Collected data
-- Opening Marker --

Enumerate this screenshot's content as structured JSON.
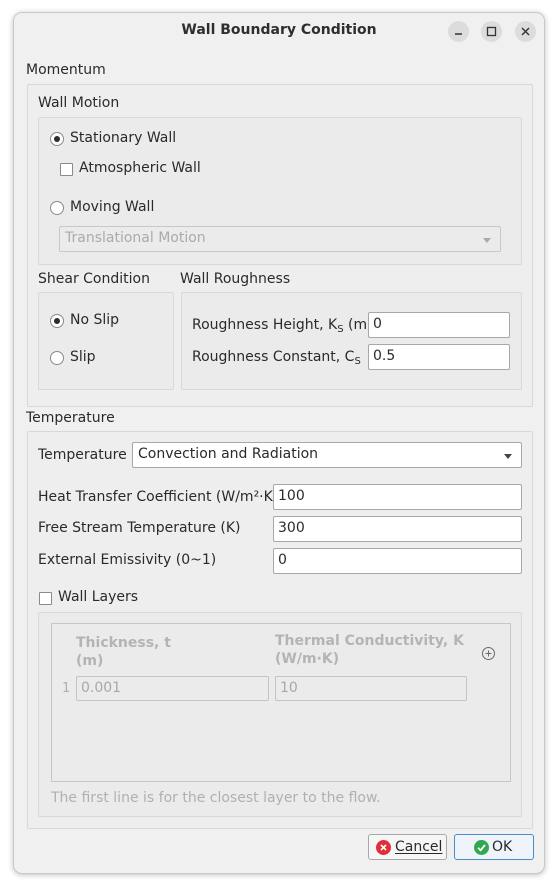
{
  "window": {
    "title": "Wall Boundary Condition"
  },
  "momentum": {
    "section_label": "Momentum",
    "wall_motion": {
      "label": "Wall Motion",
      "stationary_label": "Stationary Wall",
      "stationary_selected": true,
      "atmospheric_label": "Atmospheric Wall",
      "atmospheric_checked": false,
      "moving_label": "Moving Wall",
      "moving_selected": false,
      "motion_type": "Translational Motion"
    },
    "shear": {
      "label": "Shear Condition",
      "no_slip_label": "No Slip",
      "no_slip_selected": true,
      "slip_label": "Slip",
      "slip_selected": false
    },
    "roughness": {
      "label": "Wall Roughness",
      "height_label_main": "Roughness Height, K",
      "height_label_sub": "S",
      "height_label_unit": " (m)",
      "height_value": "0",
      "constant_label_main": "Roughness Constant, C",
      "constant_label_sub": "S",
      "constant_value": "0.5"
    }
  },
  "temperature": {
    "section_label": "Temperature",
    "type_label": "Temperature",
    "type_value": "Convection and Radiation",
    "htc_label": "Heat Transfer Coefficient (W/m²·K)",
    "htc_value": "100",
    "free_stream_label": "Free Stream Temperature (K)",
    "free_stream_value": "300",
    "emissivity_label": "External Emissivity (0~1)",
    "emissivity_value": "0",
    "wall_layers": {
      "label": "Wall Layers",
      "checked": false,
      "col_thickness": "Thickness, t",
      "col_thickness_unit": "(m)",
      "col_conductivity": "Thermal Conductivity, K",
      "col_conductivity_unit": "(W/m·K)",
      "rows": [
        {
          "index": "1",
          "thickness": "0.001",
          "conductivity": "10"
        }
      ],
      "note": "The first line is for the closest layer to the flow."
    }
  },
  "buttons": {
    "cancel_label": "Cancel",
    "ok_label": "OK"
  },
  "colors": {
    "cancel_icon": "#e0303a",
    "ok_icon": "#2fa84f",
    "ok_border": "#4a8cc7"
  },
  "icons": [
    "minimize-icon",
    "maximize-icon",
    "close-icon",
    "add-row-icon",
    "cancel-icon",
    "ok-icon"
  ]
}
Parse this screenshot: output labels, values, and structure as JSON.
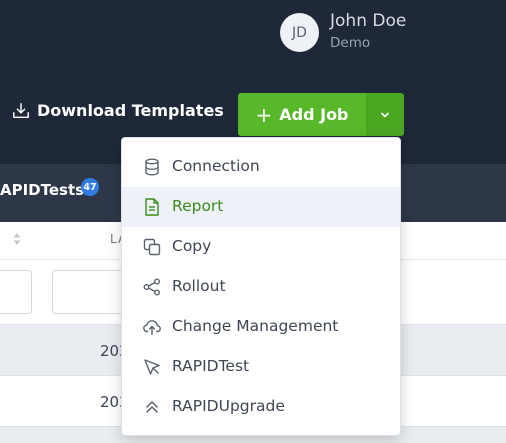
{
  "user": {
    "initials": "JD",
    "name": "John Doe",
    "subtitle": "Demo"
  },
  "toolbar": {
    "download_label": "Download Templates",
    "add_job_label": "Add Job",
    "add_job_plus": "+"
  },
  "tabs": {
    "label": "APIDTests",
    "badge": "47"
  },
  "table": {
    "column_partial": "LA",
    "rows": [
      {
        "date": "202"
      },
      {
        "date": "202"
      }
    ]
  },
  "menu": {
    "items": [
      {
        "label": "Connection",
        "icon": "database-icon"
      },
      {
        "label": "Report",
        "icon": "document-icon",
        "active": true
      },
      {
        "label": "Copy",
        "icon": "copy-icon"
      },
      {
        "label": "Rollout",
        "icon": "share-icon"
      },
      {
        "label": "Change Management",
        "icon": "cloud-upload-icon"
      },
      {
        "label": "RAPIDTest",
        "icon": "cursor-icon"
      },
      {
        "label": "RAPIDUpgrade",
        "icon": "double-chevron-up-icon"
      }
    ]
  },
  "colors": {
    "topbar": "#1f2838",
    "accent_green": "#58b82a",
    "active_text": "#3a8a1e",
    "badge_blue": "#2f7de1"
  }
}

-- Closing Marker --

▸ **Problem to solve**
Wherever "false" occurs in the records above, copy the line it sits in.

▸ **Answer to the problem**
      "atmospheric_checked": false,
      "moving_selected": false,
      "slip_selected": false
      "checked": false,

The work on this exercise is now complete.